One of the biggest tech acquisitions ever revolves around cloud computing.
IBM announced the acquisition of open-source software developer Red Hat Monday in a cash deal worth $34 billion.
IBM’s President and Chief Executive Officer Ginni Rometty called the deal “a game-changer” that beefs up the company’s cloud portfolio—specifically its hybrid cloud offerings—in both commercial and public sector markets. Under the deal, Red Hat will become a distinct unit of IBM’s hybrid cloud division, but its considerable open source technology offerings will augment IBM’s existing cloud capabilities.
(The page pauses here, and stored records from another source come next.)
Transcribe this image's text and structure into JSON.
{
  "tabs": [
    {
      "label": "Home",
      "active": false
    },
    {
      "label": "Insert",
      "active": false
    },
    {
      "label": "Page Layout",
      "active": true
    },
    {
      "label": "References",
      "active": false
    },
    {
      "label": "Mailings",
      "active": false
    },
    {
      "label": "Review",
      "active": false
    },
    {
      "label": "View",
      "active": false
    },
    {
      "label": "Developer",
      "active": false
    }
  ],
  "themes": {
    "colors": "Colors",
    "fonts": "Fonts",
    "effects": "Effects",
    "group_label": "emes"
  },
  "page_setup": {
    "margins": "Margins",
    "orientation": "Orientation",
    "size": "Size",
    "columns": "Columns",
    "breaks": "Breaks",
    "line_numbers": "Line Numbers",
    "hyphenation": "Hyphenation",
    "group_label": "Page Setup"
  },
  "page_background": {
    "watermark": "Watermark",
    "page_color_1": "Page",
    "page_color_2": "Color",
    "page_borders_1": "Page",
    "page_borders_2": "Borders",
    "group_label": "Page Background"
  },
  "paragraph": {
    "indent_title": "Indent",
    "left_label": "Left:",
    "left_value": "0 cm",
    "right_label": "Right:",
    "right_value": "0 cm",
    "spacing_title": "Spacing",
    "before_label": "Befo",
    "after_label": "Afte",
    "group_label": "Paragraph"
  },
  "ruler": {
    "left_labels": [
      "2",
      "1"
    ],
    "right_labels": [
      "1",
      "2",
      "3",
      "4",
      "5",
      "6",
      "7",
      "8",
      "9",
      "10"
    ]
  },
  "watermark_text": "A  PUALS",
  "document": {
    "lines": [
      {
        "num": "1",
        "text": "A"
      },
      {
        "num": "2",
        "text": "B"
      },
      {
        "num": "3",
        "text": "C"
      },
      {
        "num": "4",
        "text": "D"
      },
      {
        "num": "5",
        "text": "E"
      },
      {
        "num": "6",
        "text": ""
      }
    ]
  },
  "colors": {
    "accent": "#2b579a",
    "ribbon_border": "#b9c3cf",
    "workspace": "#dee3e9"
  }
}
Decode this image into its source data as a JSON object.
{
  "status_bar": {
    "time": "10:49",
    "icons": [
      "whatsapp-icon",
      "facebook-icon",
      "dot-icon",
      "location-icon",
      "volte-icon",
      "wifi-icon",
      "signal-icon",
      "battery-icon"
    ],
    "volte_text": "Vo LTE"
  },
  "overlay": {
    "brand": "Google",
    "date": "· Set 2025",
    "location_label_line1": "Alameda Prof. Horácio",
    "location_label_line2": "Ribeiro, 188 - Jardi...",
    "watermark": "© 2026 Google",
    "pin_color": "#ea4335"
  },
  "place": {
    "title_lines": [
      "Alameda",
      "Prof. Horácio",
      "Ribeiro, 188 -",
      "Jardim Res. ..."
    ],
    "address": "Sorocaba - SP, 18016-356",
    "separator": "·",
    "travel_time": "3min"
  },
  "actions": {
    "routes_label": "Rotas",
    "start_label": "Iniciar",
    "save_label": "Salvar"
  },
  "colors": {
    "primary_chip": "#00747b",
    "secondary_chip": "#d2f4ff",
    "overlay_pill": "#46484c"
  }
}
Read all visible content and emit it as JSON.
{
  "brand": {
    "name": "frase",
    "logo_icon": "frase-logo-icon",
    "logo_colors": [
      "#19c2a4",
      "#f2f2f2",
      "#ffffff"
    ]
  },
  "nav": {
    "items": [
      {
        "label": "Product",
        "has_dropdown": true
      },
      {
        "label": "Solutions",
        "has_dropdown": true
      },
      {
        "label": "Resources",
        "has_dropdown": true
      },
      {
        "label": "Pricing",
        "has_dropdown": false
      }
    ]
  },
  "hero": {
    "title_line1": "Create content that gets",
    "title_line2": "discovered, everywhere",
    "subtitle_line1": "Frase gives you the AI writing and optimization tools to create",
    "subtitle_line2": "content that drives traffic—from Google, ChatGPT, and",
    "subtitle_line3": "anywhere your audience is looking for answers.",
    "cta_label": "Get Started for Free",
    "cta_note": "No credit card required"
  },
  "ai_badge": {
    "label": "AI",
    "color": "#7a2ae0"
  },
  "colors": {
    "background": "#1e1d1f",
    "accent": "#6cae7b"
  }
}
“IBM is committed to being an authentic multi-cloud provider, and we will prioritize the use of Red Hat technology across multiple clouds,” said Arvind Krishna, senior vice president of IBM Hybrid Cloud. “In doing so, IBM will support open source technology wherever it runs, allowing it to scale significantly within commercial settings around the world.”
IBM’s acquisition of Red Hat is one of the largest tech acquisitions in history, and it comes as IBM is looking to compete with Google, Amazon Web Services and Microsoft for a larger share of a $180 billion cloud market. The buy also mirrors Microsoft’s $7.5 billion purchase of open source code sharing service GitHub, though Rometty said Microsoft’s move was “irrelevant” to IBM and Red Hat’s deal.
Red Hat has hundreds of contracts in the public sector, with its open source tech underpinning many of the thousands of data centers the federal government operates. IBM, meanwhile, is a long-time government contractor and provider of hardware and software that has at times over the past five years dealt with declining revenue.
IBM’s federal cloud business, however, has been lucrative, and its purchase of Red Hat should help it compete for more government business given that hybrid cloud offerings are the most popular for federal agencies.
“The public sector and especially federal and state governments can all benefit from using more technology with open source underpinnings and services it can bring to all citizens,” Krishna said in a call with reporters.